Entries from a dataset of interfaces
·····
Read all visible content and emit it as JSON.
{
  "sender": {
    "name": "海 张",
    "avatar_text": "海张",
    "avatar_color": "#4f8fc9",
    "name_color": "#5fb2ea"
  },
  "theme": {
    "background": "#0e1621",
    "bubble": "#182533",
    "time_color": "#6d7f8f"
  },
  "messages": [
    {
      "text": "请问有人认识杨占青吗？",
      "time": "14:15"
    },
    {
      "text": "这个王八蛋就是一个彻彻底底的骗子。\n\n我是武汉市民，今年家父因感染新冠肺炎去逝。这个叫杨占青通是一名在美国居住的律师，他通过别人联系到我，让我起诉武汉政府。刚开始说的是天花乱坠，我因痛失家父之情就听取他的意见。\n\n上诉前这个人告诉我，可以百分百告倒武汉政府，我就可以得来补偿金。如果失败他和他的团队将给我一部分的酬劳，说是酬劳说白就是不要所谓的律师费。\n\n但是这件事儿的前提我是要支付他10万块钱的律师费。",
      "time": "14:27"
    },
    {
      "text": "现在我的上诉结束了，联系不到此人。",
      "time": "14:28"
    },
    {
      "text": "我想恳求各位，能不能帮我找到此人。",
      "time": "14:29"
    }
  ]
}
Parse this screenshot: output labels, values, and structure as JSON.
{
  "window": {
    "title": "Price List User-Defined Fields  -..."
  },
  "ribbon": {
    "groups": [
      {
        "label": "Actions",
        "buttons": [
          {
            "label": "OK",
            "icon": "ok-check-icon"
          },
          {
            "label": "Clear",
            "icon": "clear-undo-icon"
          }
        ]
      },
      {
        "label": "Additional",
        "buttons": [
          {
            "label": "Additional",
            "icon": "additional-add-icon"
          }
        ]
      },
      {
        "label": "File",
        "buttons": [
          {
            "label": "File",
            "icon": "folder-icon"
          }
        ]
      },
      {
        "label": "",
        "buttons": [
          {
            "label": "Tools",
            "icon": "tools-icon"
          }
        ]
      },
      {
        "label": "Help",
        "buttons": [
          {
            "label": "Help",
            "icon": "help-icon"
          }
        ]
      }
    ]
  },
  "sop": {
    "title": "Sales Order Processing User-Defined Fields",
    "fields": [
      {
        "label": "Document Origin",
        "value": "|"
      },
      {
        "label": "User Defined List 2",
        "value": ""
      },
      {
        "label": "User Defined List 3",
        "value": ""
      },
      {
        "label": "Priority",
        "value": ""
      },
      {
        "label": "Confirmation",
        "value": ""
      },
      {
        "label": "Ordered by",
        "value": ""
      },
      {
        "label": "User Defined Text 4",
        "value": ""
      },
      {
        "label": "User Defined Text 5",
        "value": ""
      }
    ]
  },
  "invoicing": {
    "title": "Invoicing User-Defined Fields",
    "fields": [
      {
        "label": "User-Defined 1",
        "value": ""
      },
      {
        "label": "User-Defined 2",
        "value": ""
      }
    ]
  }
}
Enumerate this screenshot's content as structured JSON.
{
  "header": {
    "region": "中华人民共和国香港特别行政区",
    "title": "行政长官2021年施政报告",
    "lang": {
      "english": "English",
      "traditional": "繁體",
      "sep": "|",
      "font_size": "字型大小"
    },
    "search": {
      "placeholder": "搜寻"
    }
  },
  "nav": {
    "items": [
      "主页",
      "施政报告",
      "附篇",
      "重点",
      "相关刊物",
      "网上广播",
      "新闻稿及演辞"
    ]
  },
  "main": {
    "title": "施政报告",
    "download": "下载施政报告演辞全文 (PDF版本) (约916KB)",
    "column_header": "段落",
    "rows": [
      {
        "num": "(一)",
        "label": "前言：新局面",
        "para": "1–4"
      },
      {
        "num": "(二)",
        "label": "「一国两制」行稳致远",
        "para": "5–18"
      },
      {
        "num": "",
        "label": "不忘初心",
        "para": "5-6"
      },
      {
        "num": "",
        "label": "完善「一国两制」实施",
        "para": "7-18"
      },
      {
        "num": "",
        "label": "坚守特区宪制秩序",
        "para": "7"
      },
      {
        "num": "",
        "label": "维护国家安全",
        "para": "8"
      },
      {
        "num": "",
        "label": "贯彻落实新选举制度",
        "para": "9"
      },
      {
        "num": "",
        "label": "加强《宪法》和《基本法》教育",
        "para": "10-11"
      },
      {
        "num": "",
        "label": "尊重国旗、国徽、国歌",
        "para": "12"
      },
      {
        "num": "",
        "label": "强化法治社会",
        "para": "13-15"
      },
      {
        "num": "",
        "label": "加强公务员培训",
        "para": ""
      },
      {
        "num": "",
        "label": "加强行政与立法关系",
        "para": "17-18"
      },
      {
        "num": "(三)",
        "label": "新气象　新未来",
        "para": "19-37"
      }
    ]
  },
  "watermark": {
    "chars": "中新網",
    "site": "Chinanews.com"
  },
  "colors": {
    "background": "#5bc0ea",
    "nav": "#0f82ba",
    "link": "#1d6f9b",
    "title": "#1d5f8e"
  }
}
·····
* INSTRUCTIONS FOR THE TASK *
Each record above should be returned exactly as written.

* ANSWER SECTION *
Read all visible content and emit it as JSON.
{
  "sender": {
    "name": "海 张",
    "avatar_text": "海张",
    "avatar_color": "#4f8fc9",
    "name_color": "#5fb2ea"
  },
  "theme": {
    "background": "#0e1621",
    "bubble": "#182533",
    "time_color": "#6d7f8f"
  },
  "messages": [
    {
      "text": "请问有人认识杨占青吗？",
      "time": "14:15"
    },
    {
      "text": "这个王八蛋就是一个彻彻底底的骗子。\n\n我是武汉市民，今年家父因感染新冠肺炎去逝。这个叫杨占青通是一名在美国居住的律师，他通过别人联系到我，让我起诉武汉政府。刚开始说的是天花乱坠，我因痛失家父之情就听取他的意见。\n\n上诉前这个人告诉我，可以百分百告倒武汉政府，我就可以得来补偿金。如果失败他和他的团队将给我一部分的酬劳，说是酬劳说白就是不要所谓的律师费。\n\n但是这件事儿的前提我是要支付他10万块钱的律师费。",
      "time": "14:27"
    },
    {
      "text": "现在我的上诉结束了，联系不到此人。",
      "time": "14:28"
    },
    {
      "text": "我想恳求各位，能不能帮我找到此人。",
      "time": "14:29"
    }
  ]
}
Parse this screenshot: output labels, values, and structure as JSON.
{
  "window": {
    "title": "Price List User-Defined Fields  -..."
  },
  "ribbon": {
    "groups": [
      {
        "label": "Actions",
        "buttons": [
          {
            "label": "OK",
            "icon": "ok-check-icon"
          },
          {
            "label": "Clear",
            "icon": "clear-undo-icon"
          }
        ]
      },
      {
        "label": "Additional",
        "buttons": [
          {
            "label": "Additional",
            "icon": "additional-add-icon"
          }
        ]
      },
      {
        "label": "File",
        "buttons": [
          {
            "label": "File",
            "icon": "folder-icon"
          }
        ]
      },
      {
        "label": "",
        "buttons": [
          {
            "label": "Tools",
            "icon": "tools-icon"
          }
        ]
      },
      {
        "label": "Help",
        "buttons": [
          {
            "label": "Help",
            "icon": "help-icon"
          }
        ]
      }
    ]
  },
  "sop": {
    "title": "Sales Order Processing User-Defined Fields",
    "fields": [
      {
        "label": "Document Origin",
        "value": "|"
      },
      {
        "label": "User Defined List 2",
        "value": ""
      },
      {
        "label": "User Defined List 3",
        "value": ""
      },
      {
        "label": "Priority",
        "value": ""
      },
      {
        "label": "Confirmation",
        "value": ""
      },
      {
        "label": "Ordered by",
        "value": ""
      },
      {
        "label": "User Defined Text 4",
        "value": ""
      },
      {
        "label": "User Defined Text 5",
        "value": ""
      }
    ]
  },
  "invoicing": {
    "title": "Invoicing User-Defined Fields",
    "fields": [
      {
        "label": "User-Defined 1",
        "value": ""
      },
      {
        "label": "User-Defined 2",
        "value": ""
      }
    ]
  }
}
Enumerate this screenshot's content as structured JSON.
{
  "header": {
    "region": "中华人民共和国香港特别行政区",
    "title": "行政长官2021年施政报告",
    "lang": {
      "english": "English",
      "traditional": "繁體",
      "sep": "|",
      "font_size": "字型大小"
    },
    "search": {
      "placeholder": "搜寻"
    }
  },
  "nav": {
    "items": [
      "主页",
      "施政报告",
      "附篇",
      "重点",
      "相关刊物",
      "网上广播",
      "新闻稿及演辞"
    ]
  },
  "main": {
    "title": "施政报告",
    "download": "下载施政报告演辞全文 (PDF版本) (约916KB)",
    "column_header": "段落",
    "rows": [
      {
        "num": "(一)",
        "label": "前言：新局面",
        "para": "1–4"
      },
      {
        "num": "(二)",
        "label": "「一国两制」行稳致远",
        "para": "5–18"
      },
      {
        "num": "",
        "label": "不忘初心",
        "para": "5-6"
      },
      {
        "num": "",
        "label": "完善「一国两制」实施",
        "para": "7-18"
      },
      {
        "num": "",
        "label": "坚守特区宪制秩序",
        "para": "7"
      },
      {
        "num": "",
        "label": "维护国家安全",
        "para": "8"
      },
      {
        "num": "",
        "label": "贯彻落实新选举制度",
        "para": "9"
      },
      {
        "num": "",
        "label": "加强《宪法》和《基本法》教育",
        "para": "10-11"
      },
      {
        "num": "",
        "label": "尊重国旗、国徽、国歌",
        "para": "12"
      },
      {
        "num": "",
        "label": "强化法治社会",
        "para": "13-15"
      },
      {
        "num": "",
        "label": "加强公务员培训",
        "para": ""
      },
      {
        "num": "",
        "label": "加强行政与立法关系",
        "para": "17-18"
      },
      {
        "num": "(三)",
        "label": "新气象　新未来",
        "para": "19-37"
      }
    ]
  },
  "watermark": {
    "chars": "中新網",
    "site": "Chinanews.com"
  },
  "colors": {
    "background": "#5bc0ea",
    "nav": "#0f82ba",
    "link": "#1d6f9b",
    "title": "#1d5f8e"
  }
}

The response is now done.